Respondents offered a wide range of potential strategies and tactics for addressing hiring challenges – internships, educational partnerships, higher wages, bonuses, marketing and recruitment efforts, flexible hours, and outsourcing, are among the most common – but it’s clear workforce will remain a prevalent issue for equipment manufacturers for the foreseeable future.
What’s also just as clear are the factors that have led to the supply chain problems currently plaguing ag and construction equipment manufacturers, according to Duyck.
“COVID-19, followed by growing numbers of employees leaving the workforce, have led to both shutdowns and scarcity of products,” he added.
As a result, and in response, the supply chain has intended to initially adjust production lower, expecting lower demand. In addition, shipping companies cut schedules, expecting a drop in demand for shipments. And while demand in some aspects of the economy dropped, the decrease was not evenly spread over all industries and all workers.
AEM members’ perspective
According to AEM’s most recent quarterly survey of its members, more than 95 percent of ag and construction equipment manufacturers that responded said they are experiencing supply chain issues. However, it appears either demand is beginning to normalise, or supply chain signaling is improving, because 44 percent of respondents noted the issues are beginning to turn around.
“For the vast majority of these people, issues are both domestic and global,” said Duyck. “The issues are also widespread, but consensus opinion among members is that the issues lie particularly with prices, shipping and quantities of raw materials and, subsequently, inputs and components. In addition, the issues do not necessarily lie at the endpoint or receiving shipping, but rather at the supplier source – and especially international shipping.”
However, despite all the challenges impacting the ag and construction equipment industries, growth is still expected (albeit at a slower rate than in recent months).
For the construction equipment market:
- Construction industry value is expected to grow 4.5 percent this year, largely driven by residential.

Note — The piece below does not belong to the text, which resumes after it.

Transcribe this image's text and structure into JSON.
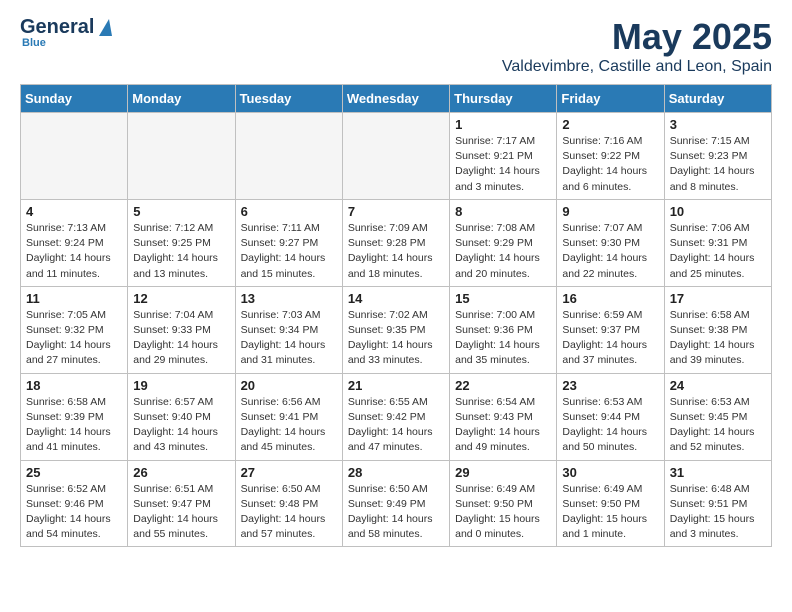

- AEM member perceptions show strong demand (83 percent see year-over-year growth ahead), and it’s reasonable to expect growth of 6-10 percent over the next 12 months on the heels of 6-10 percent stronger growth than was expected in 2021.
- Infrastructure spending is set to gain significant momentum in the coming years.
- Uncertainty related to the COVID-19 pandemic, high material costs and monetary policy all remain concerns.
For the ag equipment market:
- Farm income has increased regardless of government support declines and production cost increases.
- Member expectations remain strong (81 percent see year-over-year growth ahead, and 91 percent expect growth to continue).
- Inventories are too long after being depleted in 2021.
“Ultimately, the imbalance between supply and demand and COVID-19 restrictions eliminated all the inventory and the grease that allows the global supply clock to operate,” said Duyck. “Another metaphor that maybe hits closer to our industries is this: We’re running a machine that’s low on oil, and almost out of it. The machine will continue to run, and maybe even run for a while – until it doesn’t.”